Dec. 30, Monday, 4:55 p.m.; -0.9 feet; Twin Harbors, Long Beach, Mocrocks, Copalis
Dec. 31, Tuesday, 5:42 p.m.; -1.4 feet; Twin Harbors, Long Beach, Mocrocks,Copalis,
Jan. 1, Wednesday, 6:29 p.m.; -1.7 feet; Twin Harbors, Long Beach, Mocrocks
Jan. 2, Thursday, 7:15 p.m.; -1.7 feet; Twin Harbors, Long Beach, Mocrocks
Jan. 3, Friday, 8:00 p.m.; -1.4 feet; Twin Harbors, Long Beach, Mocrocks

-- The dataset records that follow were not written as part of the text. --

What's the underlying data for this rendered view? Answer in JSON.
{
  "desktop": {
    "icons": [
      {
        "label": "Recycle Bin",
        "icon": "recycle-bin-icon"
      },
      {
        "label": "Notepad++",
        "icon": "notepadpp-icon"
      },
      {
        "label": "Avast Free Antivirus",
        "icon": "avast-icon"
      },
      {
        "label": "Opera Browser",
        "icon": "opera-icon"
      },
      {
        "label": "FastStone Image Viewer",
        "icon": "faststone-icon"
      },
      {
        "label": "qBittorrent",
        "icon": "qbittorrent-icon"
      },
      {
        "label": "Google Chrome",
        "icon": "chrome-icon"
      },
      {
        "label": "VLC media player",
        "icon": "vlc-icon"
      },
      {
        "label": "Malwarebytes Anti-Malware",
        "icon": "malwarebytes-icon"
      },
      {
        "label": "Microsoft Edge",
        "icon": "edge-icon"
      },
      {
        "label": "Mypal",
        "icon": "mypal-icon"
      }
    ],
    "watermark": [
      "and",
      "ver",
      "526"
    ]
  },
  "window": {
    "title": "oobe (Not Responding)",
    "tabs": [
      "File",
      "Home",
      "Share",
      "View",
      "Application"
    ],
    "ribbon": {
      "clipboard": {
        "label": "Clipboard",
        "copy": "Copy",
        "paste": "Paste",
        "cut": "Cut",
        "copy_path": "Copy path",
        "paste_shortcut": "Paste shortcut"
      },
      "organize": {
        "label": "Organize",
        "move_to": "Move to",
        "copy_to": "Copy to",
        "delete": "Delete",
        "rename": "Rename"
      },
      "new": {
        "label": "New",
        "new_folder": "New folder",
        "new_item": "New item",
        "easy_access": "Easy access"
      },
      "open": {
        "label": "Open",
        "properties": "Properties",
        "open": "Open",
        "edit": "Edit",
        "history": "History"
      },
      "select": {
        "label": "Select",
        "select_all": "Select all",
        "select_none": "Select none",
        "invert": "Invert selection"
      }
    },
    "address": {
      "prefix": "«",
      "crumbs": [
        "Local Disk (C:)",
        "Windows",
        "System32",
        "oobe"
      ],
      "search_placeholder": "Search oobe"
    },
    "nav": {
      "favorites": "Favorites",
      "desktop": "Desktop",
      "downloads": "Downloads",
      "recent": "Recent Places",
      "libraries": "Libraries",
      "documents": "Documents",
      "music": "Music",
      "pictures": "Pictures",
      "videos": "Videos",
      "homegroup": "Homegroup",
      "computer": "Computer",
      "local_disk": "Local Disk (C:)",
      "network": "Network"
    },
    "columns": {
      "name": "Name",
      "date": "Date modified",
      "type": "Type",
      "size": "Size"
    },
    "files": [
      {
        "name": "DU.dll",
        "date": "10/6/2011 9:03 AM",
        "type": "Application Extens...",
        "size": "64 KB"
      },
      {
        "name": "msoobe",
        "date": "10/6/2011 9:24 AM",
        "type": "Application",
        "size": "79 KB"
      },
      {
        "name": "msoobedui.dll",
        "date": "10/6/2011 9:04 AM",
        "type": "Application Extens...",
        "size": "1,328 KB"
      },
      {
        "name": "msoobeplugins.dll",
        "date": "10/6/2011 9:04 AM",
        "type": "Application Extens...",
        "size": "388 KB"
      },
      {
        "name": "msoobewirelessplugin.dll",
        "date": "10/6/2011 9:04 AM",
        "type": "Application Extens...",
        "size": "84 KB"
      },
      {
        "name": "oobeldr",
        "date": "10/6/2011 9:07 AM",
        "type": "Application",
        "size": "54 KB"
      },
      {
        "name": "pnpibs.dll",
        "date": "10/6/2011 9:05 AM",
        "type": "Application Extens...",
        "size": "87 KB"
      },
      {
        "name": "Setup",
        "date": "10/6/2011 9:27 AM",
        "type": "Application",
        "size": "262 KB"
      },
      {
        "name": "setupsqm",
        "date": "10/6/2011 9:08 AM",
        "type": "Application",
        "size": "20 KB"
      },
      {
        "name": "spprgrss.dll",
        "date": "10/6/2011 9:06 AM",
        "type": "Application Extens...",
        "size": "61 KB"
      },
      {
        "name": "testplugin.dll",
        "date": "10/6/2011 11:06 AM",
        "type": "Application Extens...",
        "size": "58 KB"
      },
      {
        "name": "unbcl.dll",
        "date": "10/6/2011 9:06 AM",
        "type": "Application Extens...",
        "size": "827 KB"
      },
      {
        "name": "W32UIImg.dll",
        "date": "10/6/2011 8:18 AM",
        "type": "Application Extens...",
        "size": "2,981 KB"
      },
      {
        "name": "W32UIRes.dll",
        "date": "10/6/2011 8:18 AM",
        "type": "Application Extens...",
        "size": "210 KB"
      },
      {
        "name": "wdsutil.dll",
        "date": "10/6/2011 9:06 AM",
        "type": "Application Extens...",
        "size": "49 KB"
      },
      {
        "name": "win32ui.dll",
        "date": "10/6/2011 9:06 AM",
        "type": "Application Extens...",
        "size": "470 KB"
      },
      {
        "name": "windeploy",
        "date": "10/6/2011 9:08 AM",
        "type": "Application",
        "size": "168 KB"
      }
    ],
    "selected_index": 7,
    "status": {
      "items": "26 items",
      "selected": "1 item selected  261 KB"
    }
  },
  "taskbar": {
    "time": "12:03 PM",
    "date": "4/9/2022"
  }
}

Jan. 4, Saturday, 8:45 p.m.; -0.9 feet; Twin Harbors, Long Beach, Mocrocks, Copalis
Jan. 5, Sunday, 9:31 p.m.; -0.2 feet; Twin Harbors
Jan. 15, Wednesday, 6:19 p.m.; -0.1 feet; Twin Harbors
Jan. 16, Thursday, 6:51 p.m.; -0.1 feet; Twin Harbors
Jan. 17, Friday, 7:22 p.m.; 0.0 feet; Twin Harbors, Long Beach, Mocrocks
Jan. 18, Saturday, 7:53 p.m.; 0.2 feet; Twin Harbors, Long Beach, Mocrocks
Jan. 28, Tuesday, 4:36 p.m.; -0.7 feet; Twin Harbors
Jan. 29, Wednesday, 5:25 p.m.; -1.2 feet; Twin Harbors, Long Beach
Jan. 30, Thursday, 6:11 p.m.; -1.4 feet; Twin Harbors, Long Beach, Mocrocks
Jan. 31, Friday, 6:55 p.m.; -1.4 feet; Twin Harbors, Long Beach, Mocrocks
Feb. 1, Saturday, 7:38 p.m.; -1.0 feet; Twin Harbors, Long Beach, Mocrocks, Copalis
Feb. 2, Sunday, 8:20 p.m.; -0.5 feet; Twin Harbors, Long Beach, Mocrocks
Feb. 26, Wednesday, 4:15 p.m.; -0.4 feet; Twin Harbors
Feb. 27, Thursday, 5:04 p.m.; -0.7 feet; Twin Harbors, Long Beach, Mocrocks
Feb. 28, Friday, 5:49 p.m.; -0.8 feet; Twin Harbors, Long Beach, Mocrocks
Under state law, diggers can take 15 razor clams per day and are required to keep the first 15 they dig. Each digger’s clams must be kept in a separate container.
All diggers age 15 or older must have an applicable 2013-14 fishing license to harvest razor clams on any beach. Licenses, ranging from a three-day razor clam license to an annual combination fishing license, are available on WDFW’s website at https://fishhunt.dfw.wa.gov and from license vendors around the state.
For updates on scheduled openings, see the WDFW Razor Clam webpage at http://wdfw.wa.gov/fishing/shellfish/razorclams/current.html .